By Sean Barrett, Registered Dietitian
Beginning with Halloween all the way through New Year’s Day, ‘tis the season for holiday eating. This time of year provides us with many opportunities to gather with family, friends or co-workers and most of these gatherings revolve around food.
The holiday food environment can be especially daunting to patients who have a history of dieting or eating disorders, or who grapple with emotional or stress eating. The holidays can also conjure up memories of the past spent with loved ones that are no longer in our lives leading to sadness. Food and drinks can seem to offer a temporary distraction.
Emotional eating involves using food to make yourself feel better. It usually has nothing to do with hunger or nutrition. Rather, most emotional eaters eat this way in order to suppress or soothe negative feelings and experiences.
Many holiday dishes or treats are high in fat, sugar and calories so overindulging can lead to guilt, remorse, further overeating, and possibly extra pounds, which can lead to unhealthy attempts of dieting.
Guilt caused by overeating can be bad for your health. Feelings of guilt or shame can cause physical symptoms ranging from a simple knot in your stomach to fatigue and depression. It can significantly stress your immune system. Fortunately, there are ways to avoid overeating this holiday season.
Pay close attention to what you eat and how it makes you feel so that you can make better choices. Eat healthfully throughout the day, and have healthy snacks if you get hungry so you won’t walk into a party feeling like you want to eat everything in sight.
Remember you can have the holiday foods you love later. For example, there is no reason why you can’t have turkey and stuffing in August. Don’t overindulge during the holidays because you think you can’t have those items year round.
Try to keep in mind how much you really need to feel satisfied.

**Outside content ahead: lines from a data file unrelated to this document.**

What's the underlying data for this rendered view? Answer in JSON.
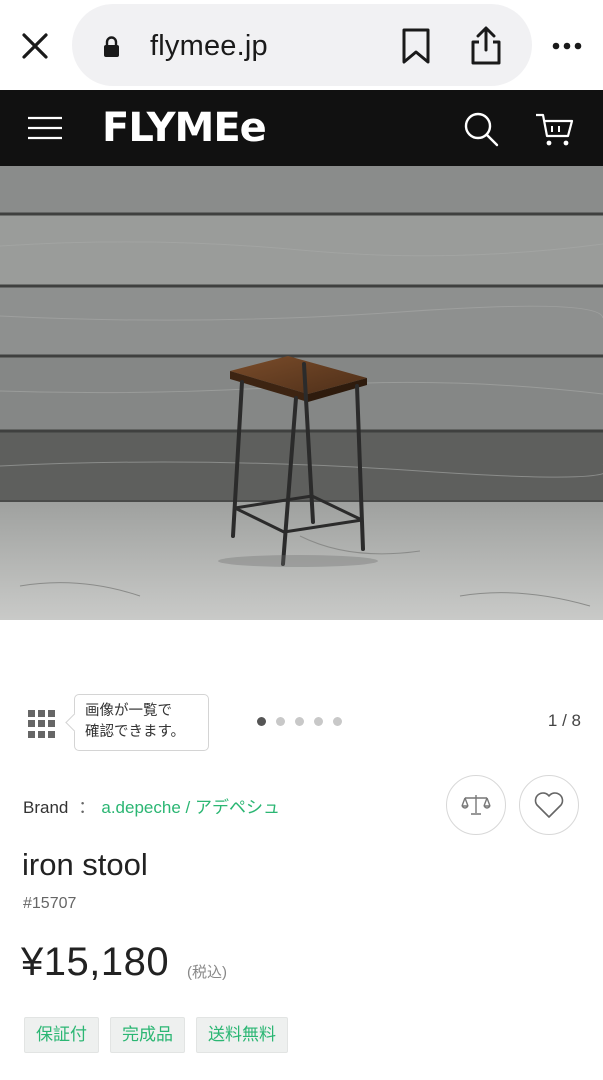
{
  "browser": {
    "url": "flymee.jp",
    "icons": [
      "close-icon",
      "lock-icon",
      "bookmark-icon",
      "share-icon",
      "more-icon"
    ]
  },
  "header": {
    "logo": "FLYMEe",
    "icons": [
      "menu-icon",
      "search-icon",
      "cart-icon"
    ]
  },
  "gallery": {
    "tooltip_line1": "画像が一覧で",
    "tooltip_line2": "確認できます。",
    "current_index": 1,
    "dot_count": 5,
    "counter": "1 / 8"
  },
  "product": {
    "brand_label": "Brand",
    "brand_separator": "：",
    "brand_name": "a.depeche / アデペシュ",
    "name": "iron stool",
    "id": "#15707",
    "price": "¥15,180",
    "tax_note": "(税込)",
    "tags": [
      "保証付",
      "完成品",
      "送料無料"
    ]
  },
  "colors": {
    "accent": "#2bb673",
    "header_bg": "#111111",
    "url_pill_bg": "#f1f1f3"
  }
}
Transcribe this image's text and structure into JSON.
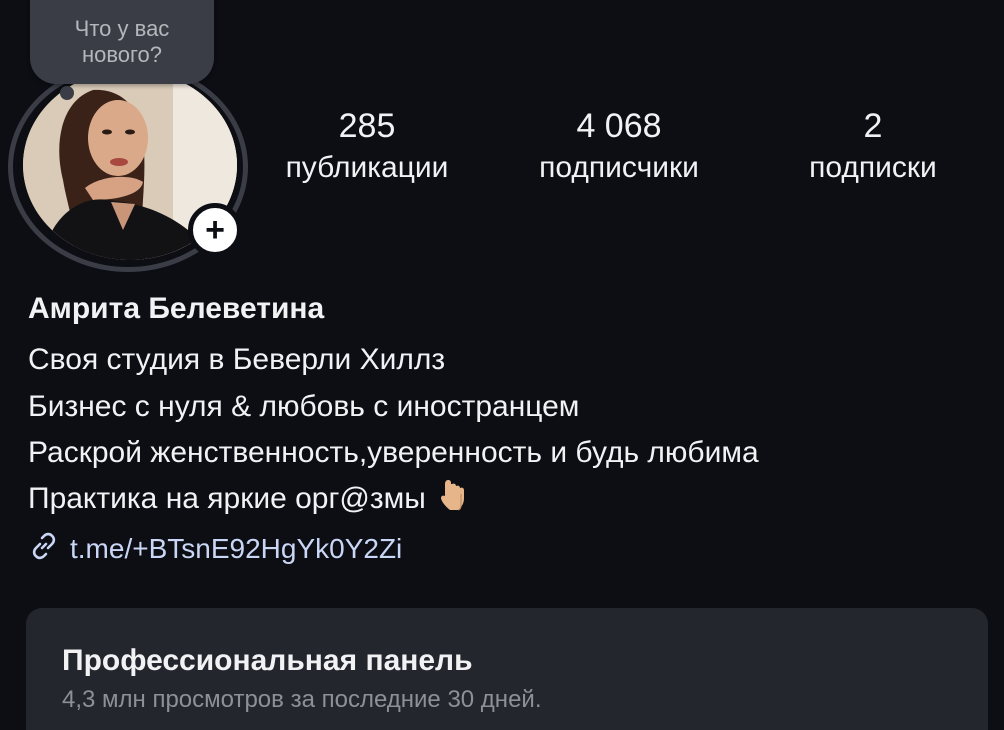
{
  "note": {
    "line1": "Что у вас",
    "line2": "нового?"
  },
  "stats": {
    "posts": {
      "count": "285",
      "label": "публикации"
    },
    "followers": {
      "count": "4 068",
      "label": "подписчики"
    },
    "following": {
      "count": "2",
      "label": "подписки"
    }
  },
  "profile": {
    "name": "Амрита Белеветина",
    "bio": [
      "Своя студия в Беверли Хиллз",
      "Бизнес с нуля & любовь с иностранцем",
      "Раскрой женственность,уверенность и будь любима",
      "Практика на яркие орг@змы"
    ],
    "link": "t.me/+BTsnE92HgYk0Y2Zi",
    "link_icon": "link-chain-icon",
    "emoji": "pointing-down-hand-emoji"
  },
  "professional_dashboard": {
    "title": "Профессиональная панель",
    "subtitle": "4,3 млн просмотров за последние 30 дней."
  },
  "colors": {
    "background": "#0c0e14",
    "card": "#23262d",
    "note_bubble": "#3a3d45",
    "muted_text": "#8e9097",
    "text": "#f2f2f4"
  }
}
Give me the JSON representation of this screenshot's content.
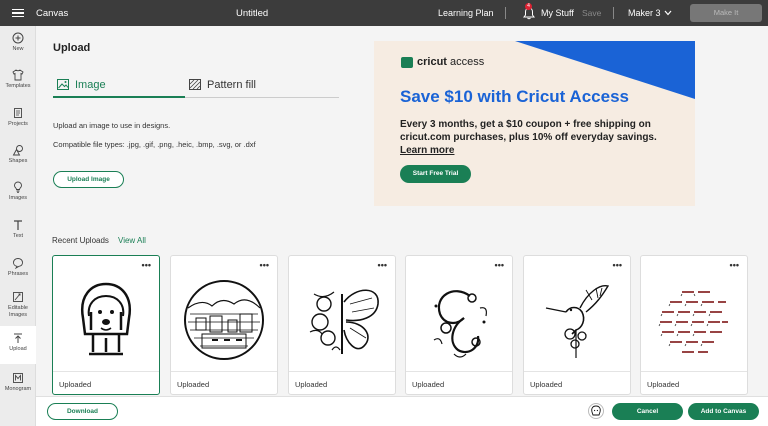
{
  "topbar": {
    "app_title": "Canvas",
    "doc_title": "Untitled",
    "learning_plan": "Learning Plan",
    "notification_count": "4",
    "my_stuff": "My Stuff",
    "save": "Save",
    "machine": "Maker 3",
    "make_it": "Make It"
  },
  "sidebar": {
    "items": [
      {
        "label": "New",
        "icon": "plus-icon"
      },
      {
        "label": "Templates",
        "icon": "shirt-icon"
      },
      {
        "label": "Projects",
        "icon": "projects-icon"
      },
      {
        "label": "Shapes",
        "icon": "shapes-icon"
      },
      {
        "label": "Images",
        "icon": "lightbulb-icon"
      },
      {
        "label": "Text",
        "icon": "text-icon"
      },
      {
        "label": "Phrases",
        "icon": "speech-bubble-icon"
      },
      {
        "label": "Editable Images",
        "icon": "editable-images-icon"
      },
      {
        "label": "Upload",
        "icon": "upload-icon"
      },
      {
        "label": "Monogram",
        "icon": "monogram-icon"
      }
    ]
  },
  "panel": {
    "title": "Upload",
    "tabs": [
      {
        "label": "Image",
        "active": true
      },
      {
        "label": "Pattern fill",
        "active": false
      }
    ],
    "description": "Upload an image to use in designs.",
    "compatible": "Compatible file types: .jpg, .gif, .png, .heic, .bmp, .svg, or .dxf",
    "upload_button": "Upload Image"
  },
  "ad": {
    "logo_brand": "cricut",
    "logo_suffix": "access",
    "headline": "Save $10 with Cricut Access",
    "body": "Every 3 months, get a $10 coupon + free shipping on cricut.com purchases, plus 10% off everyday savings.",
    "learn_more": "Learn more",
    "cta": "Start Free Trial",
    "colors": {
      "blue": "#1a63d6",
      "green": "#1a7f55",
      "background": "#f6ece2"
    }
  },
  "recent": {
    "label": "Recent Uploads",
    "view_all": "View All",
    "cards": [
      {
        "caption": "Uploaded",
        "image": "hooded-dog-drawing",
        "selected": true
      },
      {
        "caption": "Uploaded",
        "image": "circular-town-scene",
        "selected": false
      },
      {
        "caption": "Uploaded",
        "image": "floral-butterfly",
        "selected": false
      },
      {
        "caption": "Uploaded",
        "image": "floral-letter-c",
        "selected": false
      },
      {
        "caption": "Uploaded",
        "image": "hummingbird-flowers",
        "selected": false
      },
      {
        "caption": "Uploaded",
        "image": "dog-pattern-circle",
        "selected": false
      }
    ],
    "more_icon": "•••"
  },
  "bottom": {
    "download": "Download",
    "cancel": "Cancel",
    "add_to_canvas": "Add to Canvas"
  },
  "accent_color": "#1a7f55"
}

If you’re not going to pass on the sugar cookies altogether, make a decision to have one and really enjoy it, instead of snacking on them all day long. Look into modifying your own recipes. You can often cut down on the sugar, oil, and salt without significantly altering the taste.
Monitoring what you eat can also help you avoid sugar highs and lows that can impact emotions. A well-balanced diet rich in mood enhancing natural foods like yogurt, green tea, food and dark chocolate can help you better manage the highs and lows of the holiday season.
If you’re tempted to overeat, consider instead asking for the recipe or a take-home container. Just knowing you can have it again later can help curb the desire to keep eating past the point of fullness. Plus, asking for a recipe is a great compliment to the chef.
If you’re at a buffet or potluck, look around at your options before grabbing a plate, this way you don’t fill up on a mediocre food and then keep eating when you realize what else is there.
We tend to be more sedentary during the holiday. Sticking to your workout routine or sneaking in an extra walk here and there this time of year will help to slow down weight gain, as well as provide possible mental health benefits.
Taking a mindful approach to eating this holiday season will help you to better enjoy this time of the year. However, if you do overindulge, don’t beat up yourself. Cut yourself some slack and think about making healthier choices in the New Year.